* [Problem statement] Pull every line holding the word "views" out of the data and copy it.

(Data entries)
--- --- ---
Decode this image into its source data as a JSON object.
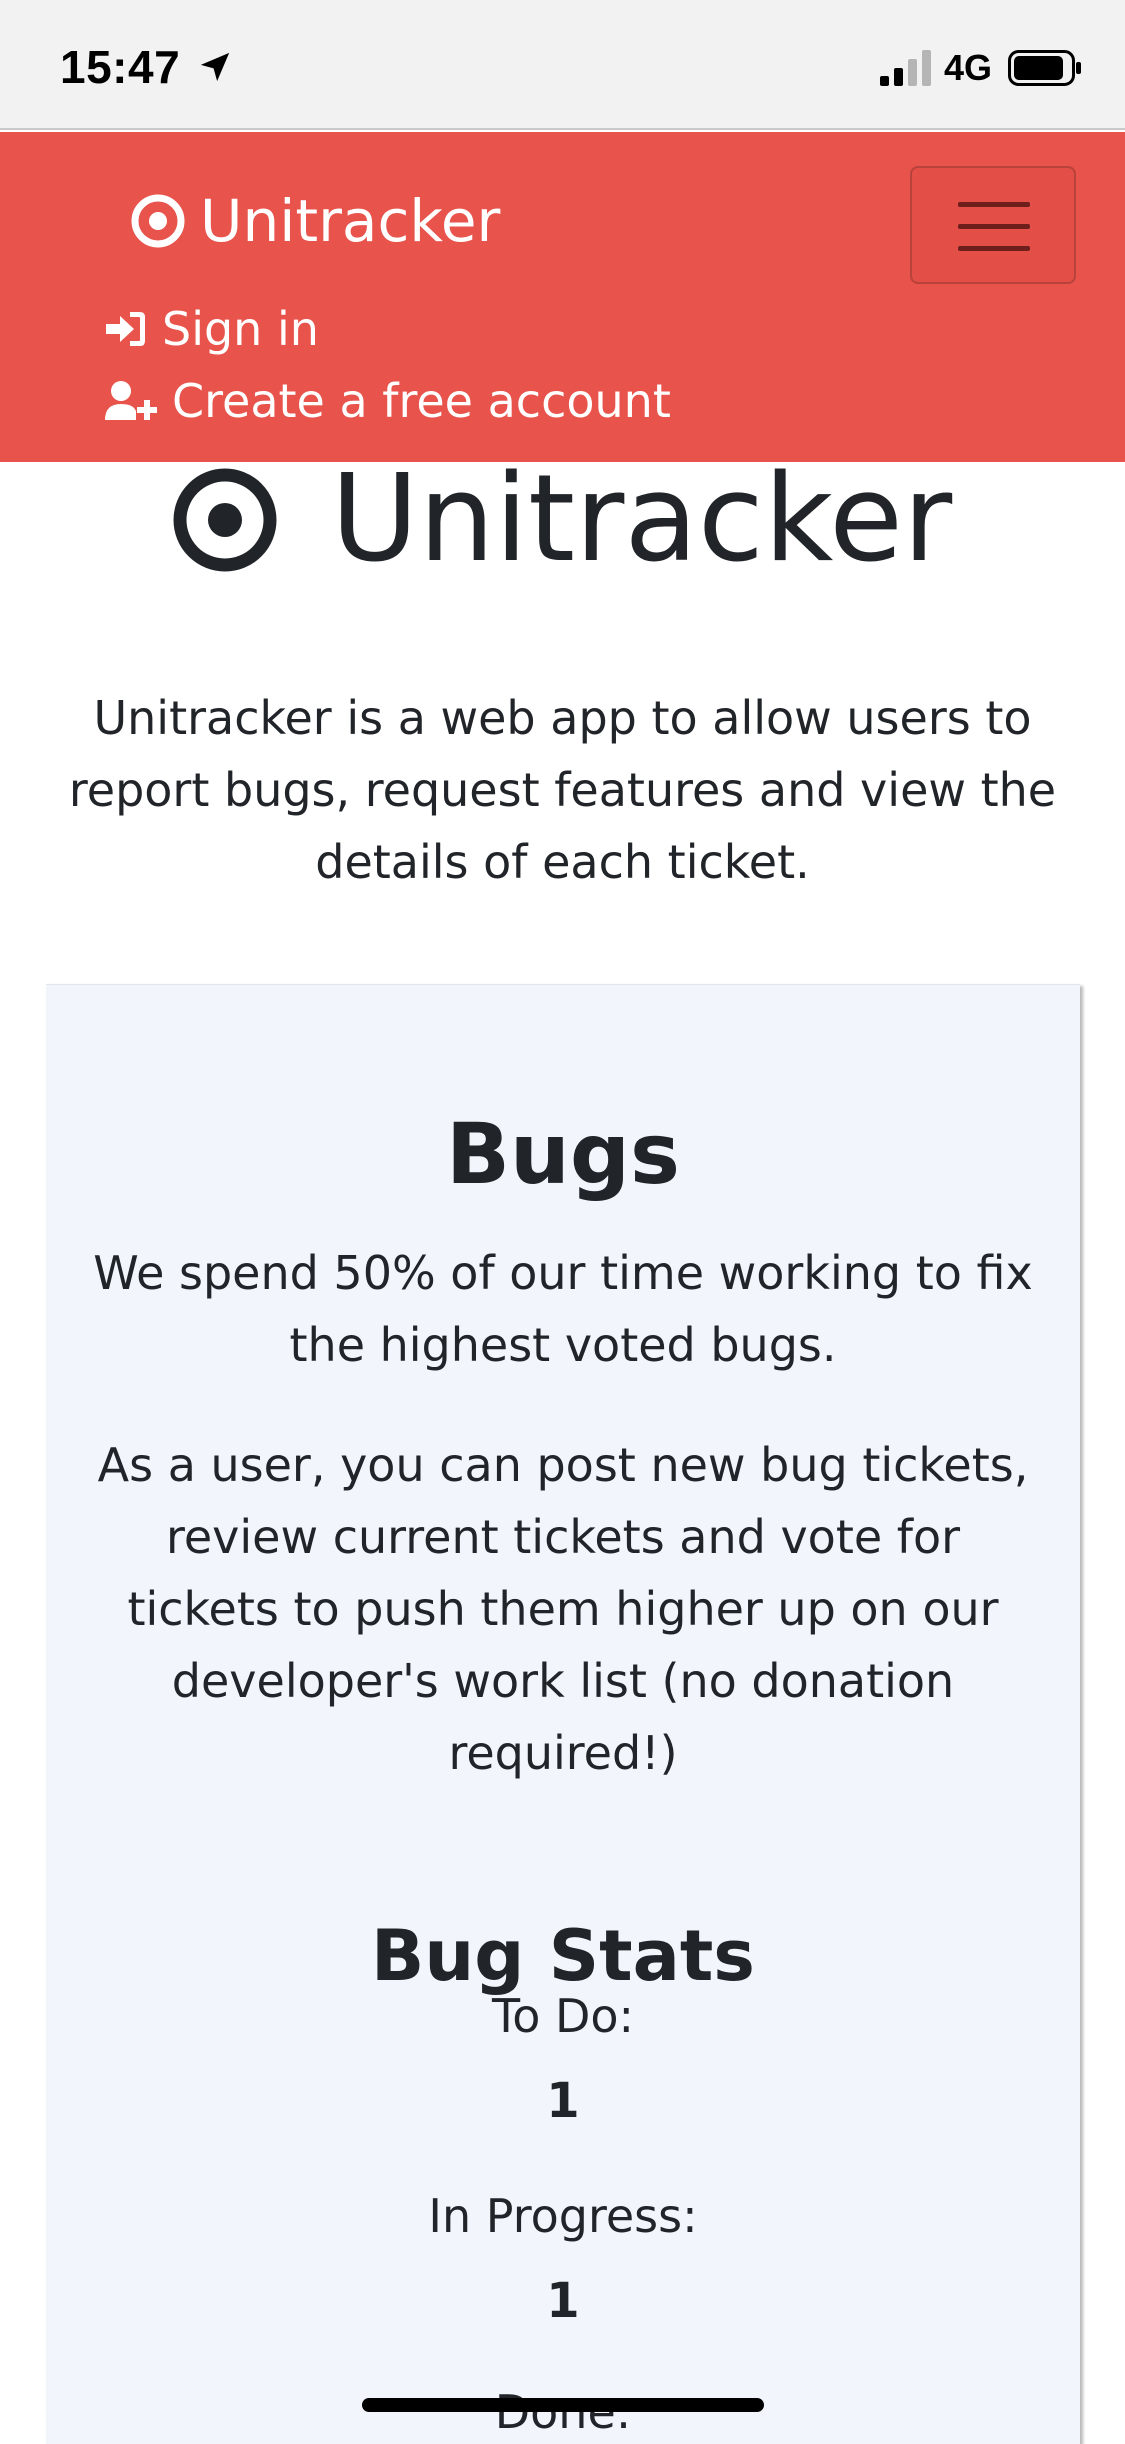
{
  "status_bar": {
    "time": "15:47",
    "network": "4G",
    "icons": [
      "location-arrow-icon",
      "signal-bars-icon",
      "battery-icon"
    ]
  },
  "navbar": {
    "brand": "Unitracker",
    "brand_icon": "bullseye-icon",
    "background_color": "#e8534c",
    "toggler_icon": "hamburger-menu-icon",
    "links": [
      {
        "label": "Sign in",
        "icon": "sign-in-icon"
      },
      {
        "label": "Create a free account",
        "icon": "user-plus-icon"
      }
    ]
  },
  "hero": {
    "title": "Unitracker",
    "icon": "bullseye-icon",
    "intro": "Unitracker is a web app to allow users to report bugs, request features and view the details of each ticket."
  },
  "bugs_card": {
    "title": "Bugs",
    "background_color": "#f2f6fc",
    "paragraph_1": "We spend 50% of our time working to fix the highest voted bugs.",
    "paragraph_2": "As a user, you can post new bug tickets, review current tickets and vote for tickets to push them higher up on our developer's work list (no donation required!)",
    "stats_title": "Bug Stats",
    "stats": [
      {
        "label": "To Do:",
        "value": "1"
      },
      {
        "label": "In Progress:",
        "value": "1"
      },
      {
        "label": "Done:",
        "value": ""
      }
    ]
  }
}
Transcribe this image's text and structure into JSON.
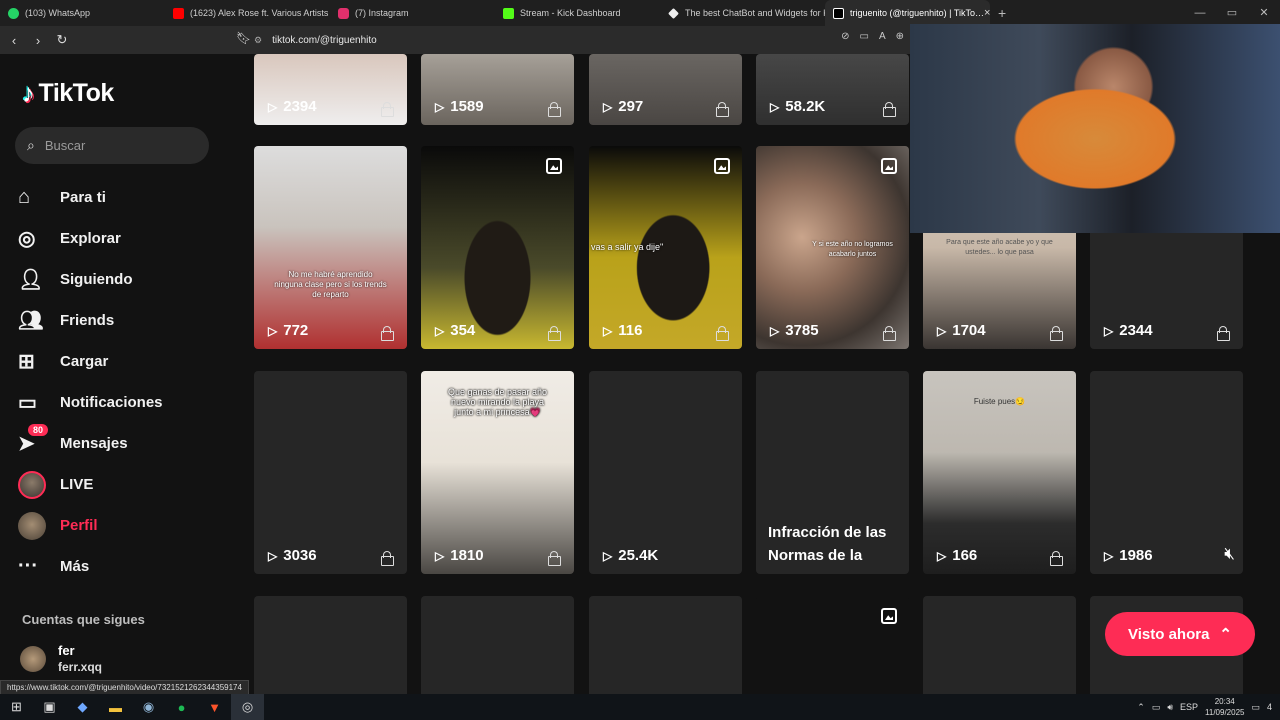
{
  "browser": {
    "tabs": [
      {
        "label": "(103) WhatsApp",
        "color": "#25d366"
      },
      {
        "label": "(1623) Alex Rose ft. Various Artists - …",
        "color": "#ff0000"
      },
      {
        "label": "(7) Instagram",
        "color": "#e1306c"
      },
      {
        "label": "Stream - Kick Dashboard",
        "color": "#53fc18"
      },
      {
        "label": "The best ChatBot and Widgets for K…",
        "color": "#ffffff"
      },
      {
        "label": "triguenito (@triguenhito) | TikTo…",
        "color": "#ffffff"
      }
    ],
    "url": "tiktok.com/@triguenhito",
    "status_url": "https://www.tiktok.com/@triguenhito/video/7321521262344359174"
  },
  "sidebar": {
    "logo": "TikTok",
    "search_placeholder": "Buscar",
    "items": [
      {
        "label": "Para ti",
        "icon": "home-icon"
      },
      {
        "label": "Explorar",
        "icon": "compass-icon"
      },
      {
        "label": "Siguiendo",
        "icon": "following-icon"
      },
      {
        "label": "Friends",
        "icon": "friends-icon"
      },
      {
        "label": "Cargar",
        "icon": "upload-icon"
      },
      {
        "label": "Notificaciones",
        "icon": "notifications-icon"
      },
      {
        "label": "Mensajes",
        "icon": "messages-icon",
        "badge": "80"
      },
      {
        "label": "LIVE",
        "icon": "live-avatar"
      },
      {
        "label": "Perfil",
        "icon": "profile-avatar"
      },
      {
        "label": "Más",
        "icon": "more-icon"
      }
    ],
    "following_title": "Cuentas que sigues",
    "following": [
      {
        "name": "fer",
        "handle": "ferr.xqq"
      }
    ]
  },
  "videos": {
    "row0": [
      "2394",
      "1589",
      "297",
      "58.2K"
    ],
    "row1": [
      {
        "views": "772",
        "caption": "No me habré aprendido ninguna clase pero si los trends de reparto"
      },
      {
        "views": "354",
        "caption": ""
      },
      {
        "views": "116",
        "caption": "vas a salir ya dije\""
      },
      {
        "views": "3785",
        "caption": "Y si este año no logramos acabarlo juntos"
      },
      {
        "views": "1704",
        "caption": "Para que este año acabe yo y que ustedes... lo que pasa"
      },
      {
        "views": "2344",
        "caption": ""
      }
    ],
    "row2": [
      {
        "views": "3036",
        "caption": ""
      },
      {
        "views": "1810",
        "caption": "Que ganas de pasar año nuevo mirando la playa junto a mi princesa💗"
      },
      {
        "views": "25.4K",
        "caption": ""
      },
      {
        "views": "",
        "caption": "Infracción de las Normas de la"
      },
      {
        "views": "166",
        "caption": "Fuiste pues😏"
      },
      {
        "views": "1986",
        "caption": ""
      }
    ]
  },
  "visto_ahora": "Visto ahora",
  "taskbar": {
    "lang": "ESP",
    "time": "20:34",
    "date": "11/09/2025",
    "notif_count": "4"
  }
}
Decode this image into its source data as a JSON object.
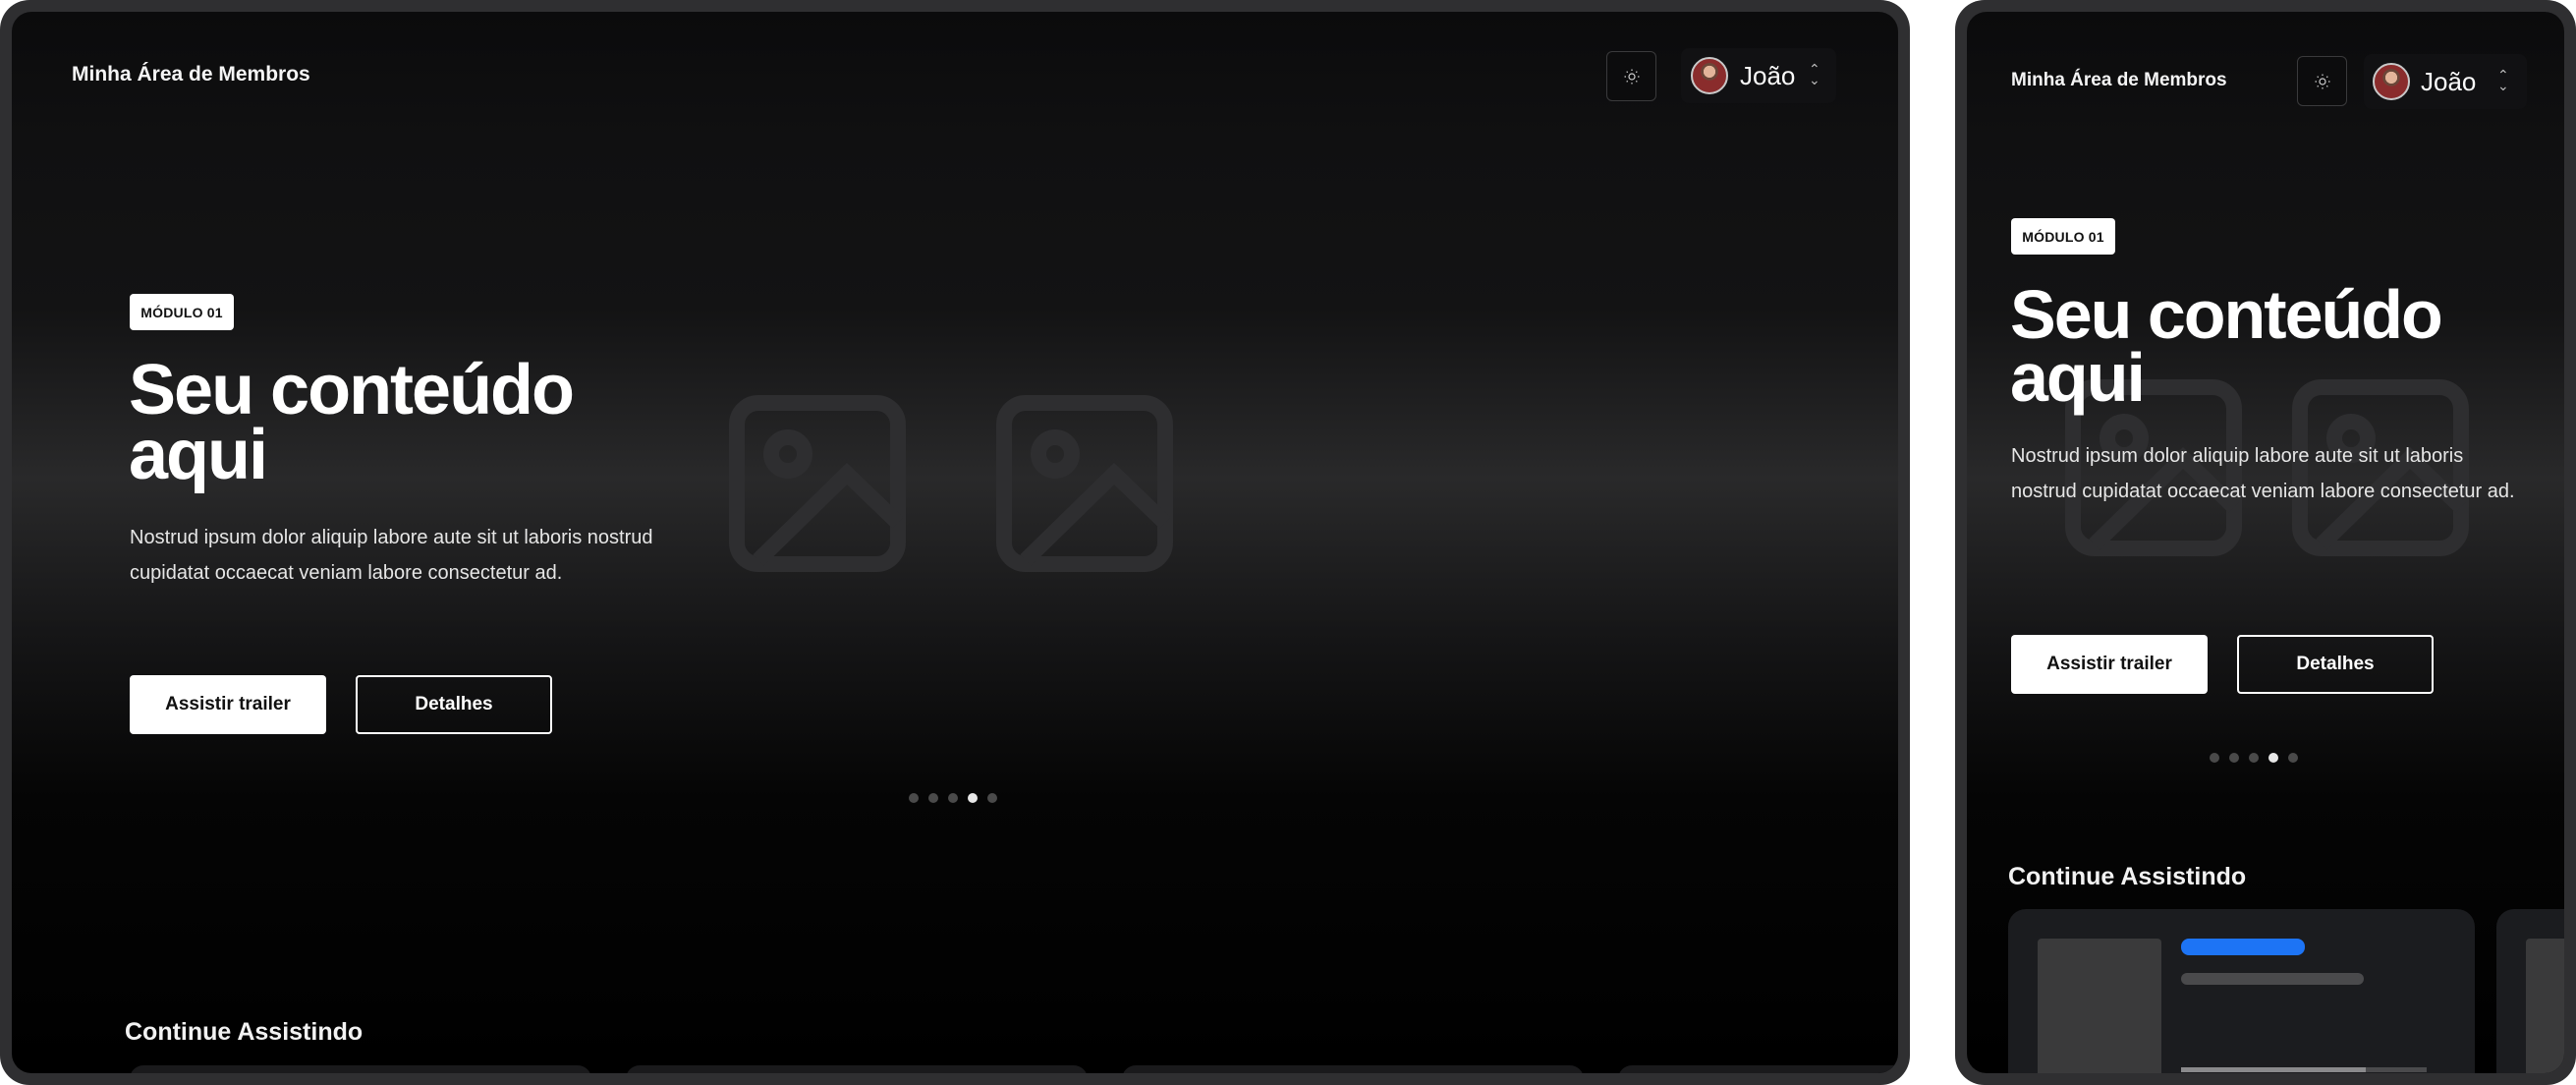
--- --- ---
* [Expected answer]
        "views": "772",
        "views": "354",
        "views": "116",
        "views": "3785",
        "views": "1704",
        "views": "2344",
        "views": "3036",
        "views": "1810",
        "views": "25.4K",
        "views": "",
        "views": "166",
        "views": "1986",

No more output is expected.